Working data START
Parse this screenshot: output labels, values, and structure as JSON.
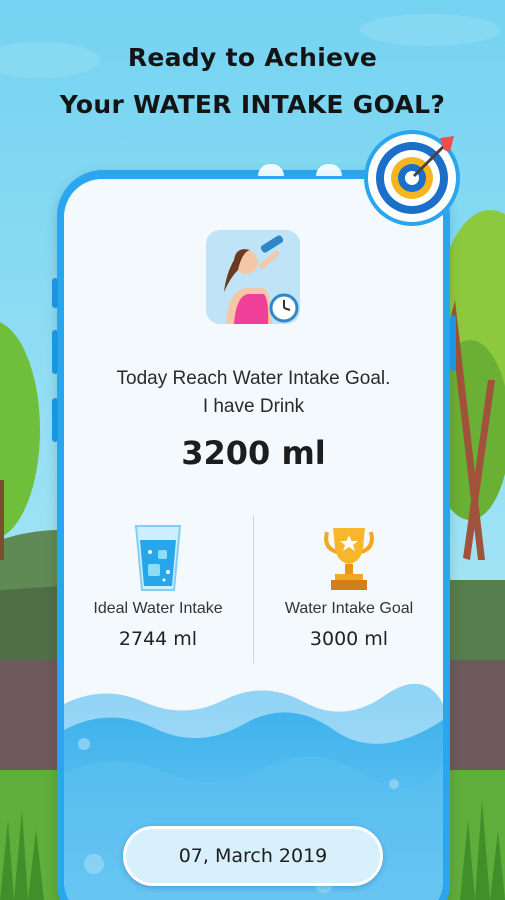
{
  "headline": {
    "line1": "Ready to Achieve",
    "line2": "Your WATER INTAKE GOAL?"
  },
  "card": {
    "message_line1": "Today Reach Water Intake Goal.",
    "message_line2": "I have Drink",
    "amount": "3200 ml",
    "ideal": {
      "label": "Ideal Water Intake",
      "value": "2744 ml",
      "icon": "water-glass-icon"
    },
    "goal": {
      "label": "Water Intake Goal",
      "value": "3000 ml",
      "icon": "trophy-icon"
    },
    "date": "07, March 2019"
  },
  "colors": {
    "sky": "#7fd6f2",
    "phone_frame": "#2aa6ee",
    "screen": "#f3f9fd",
    "water": "#3ab0ea",
    "trophy": "#f4a722",
    "headline_text": "#141414"
  }
}
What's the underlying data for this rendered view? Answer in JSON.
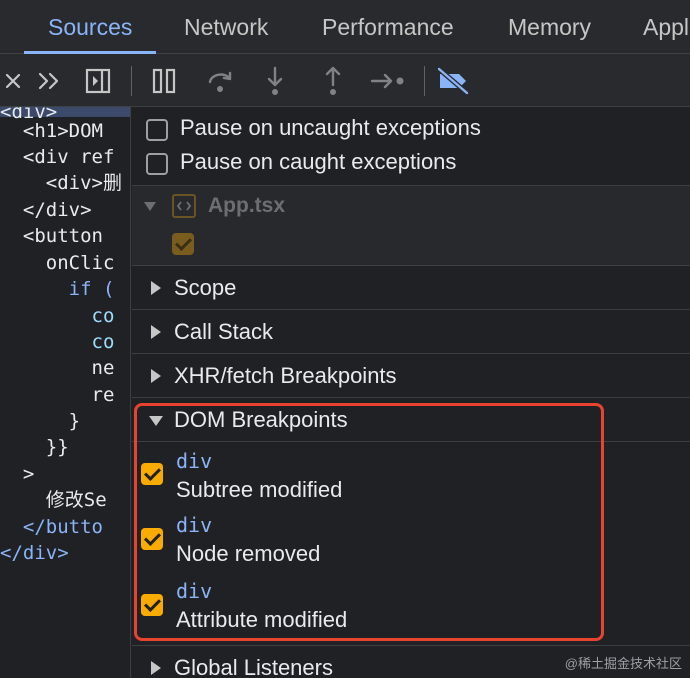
{
  "tabs": [
    {
      "label": "Sources",
      "active": true
    },
    {
      "label": "Network"
    },
    {
      "label": "Performance"
    },
    {
      "label": "Memory"
    },
    {
      "label": "Appl"
    }
  ],
  "toolbar": {
    "icons": [
      "close-icon",
      "more-tabs-icon",
      "toggle-debugger-icon",
      "pause-icon",
      "step-over-icon",
      "step-into-icon",
      "step-out-icon",
      "step-icon",
      "deactivate-breakpoints-icon"
    ],
    "active_color": "#8ab4f8"
  },
  "code": {
    "lines": [
      {
        "text": "<div>"
      },
      {
        "text": "  <h1>DOM "
      },
      {
        "text": "  <div ref"
      },
      {
        "text": "    <div>删"
      },
      {
        "text": "  </div>"
      },
      {
        "text": "  <button "
      },
      {
        "text": "    onClic"
      },
      {
        "text": "      if ("
      },
      {
        "text": "        co"
      },
      {
        "text": "        co"
      },
      {
        "text": "        ne"
      },
      {
        "text": "        re"
      },
      {
        "text": "      }"
      },
      {
        "text": "    }}"
      },
      {
        "text": "  >"
      },
      {
        "text": "    修改Se"
      },
      {
        "text": "  </butto"
      },
      {
        "text": "</div>"
      }
    ]
  },
  "panel": {
    "pause_uncaught": {
      "label": "Pause on uncaught exceptions",
      "checked": false
    },
    "pause_caught": {
      "label": "Pause on caught exceptions",
      "checked": false
    },
    "file": {
      "name": "App.tsx",
      "checked": true
    },
    "sections": {
      "scope": "Scope",
      "call_stack": "Call Stack",
      "xhr": "XHR/fetch Breakpoints",
      "dom": "DOM Breakpoints",
      "global": "Global Listeners"
    },
    "dom_breakpoints": [
      {
        "element": "div",
        "type": "Subtree modified",
        "checked": true
      },
      {
        "element": "div",
        "type": "Node removed",
        "checked": true
      },
      {
        "element": "div",
        "type": "Attribute modified",
        "checked": true
      }
    ]
  },
  "watermark": "@稀土掘金技术社区",
  "colors": {
    "accent": "#8ab4f8",
    "checkbox": "#f9ab00",
    "highlight_border": "#e8432f",
    "background": "#202124"
  }
}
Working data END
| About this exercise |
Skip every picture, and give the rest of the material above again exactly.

| Written solution |
Parse this screenshot: output labels, values, and structure as JSON.
{
  "headline": {
    "line1": "Ready to Achieve",
    "line2": "Your WATER INTAKE GOAL?"
  },
  "card": {
    "message_line1": "Today Reach Water Intake Goal.",
    "message_line2": "I have Drink",
    "amount": "3200 ml",
    "ideal": {
      "label": "Ideal Water Intake",
      "value": "2744 ml",
      "icon": "water-glass-icon"
    },
    "goal": {
      "label": "Water Intake Goal",
      "value": "3000 ml",
      "icon": "trophy-icon"
    },
    "date": "07, March 2019"
  },
  "colors": {
    "sky": "#7fd6f2",
    "phone_frame": "#2aa6ee",
    "screen": "#f3f9fd",
    "water": "#3ab0ea",
    "trophy": "#f4a722",
    "headline_text": "#141414"
  }
}
What's the underlying data for this rendered view? Answer in JSON.
{
  "tabs": [
    {
      "label": "Sources",
      "active": true
    },
    {
      "label": "Network"
    },
    {
      "label": "Performance"
    },
    {
      "label": "Memory"
    },
    {
      "label": "Appl"
    }
  ],
  "toolbar": {
    "icons": [
      "close-icon",
      "more-tabs-icon",
      "toggle-debugger-icon",
      "pause-icon",
      "step-over-icon",
      "step-into-icon",
      "step-out-icon",
      "step-icon",
      "deactivate-breakpoints-icon"
    ],
    "active_color": "#8ab4f8"
  },
  "code": {
    "lines": [
      {
        "text": "<div>"
      },
      {
        "text": "  <h1>DOM "
      },
      {
        "text": "  <div ref"
      },
      {
        "text": "    <div>删"
      },
      {
        "text": "  </div>"
      },
      {
        "text": "  <button "
      },
      {
        "text": "    onClic"
      },
      {
        "text": "      if ("
      },
      {
        "text": "        co"
      },
      {
        "text": "        co"
      },
      {
        "text": "        ne"
      },
      {
        "text": "        re"
      },
      {
        "text": "      }"
      },
      {
        "text": "    }}"
      },
      {
        "text": "  >"
      },
      {
        "text": "    修改Se"
      },
      {
        "text": "  </butto"
      },
      {
        "text": "</div>"
      }
    ]
  },
  "panel": {
    "pause_uncaught": {
      "label": "Pause on uncaught exceptions",
      "checked": false
    },
    "pause_caught": {
      "label": "Pause on caught exceptions",
      "checked": false
    },
    "file": {
      "name": "App.tsx",
      "checked": true
    },
    "sections": {
      "scope": "Scope",
      "call_stack": "Call Stack",
      "xhr": "XHR/fetch Breakpoints",
      "dom": "DOM Breakpoints",
      "global": "Global Listeners"
    },
    "dom_breakpoints": [
      {
        "element": "div",
        "type": "Subtree modified",
        "checked": true
      },
      {
        "element": "div",
        "type": "Node removed",
        "checked": true
      },
      {
        "element": "div",
        "type": "Attribute modified",
        "checked": true
      }
    ]
  },
  "watermark": "@稀土掘金技术社区",
  "colors": {
    "accent": "#8ab4f8",
    "checkbox": "#f9ab00",
    "highlight_border": "#e8432f",
    "background": "#202124"
  }
}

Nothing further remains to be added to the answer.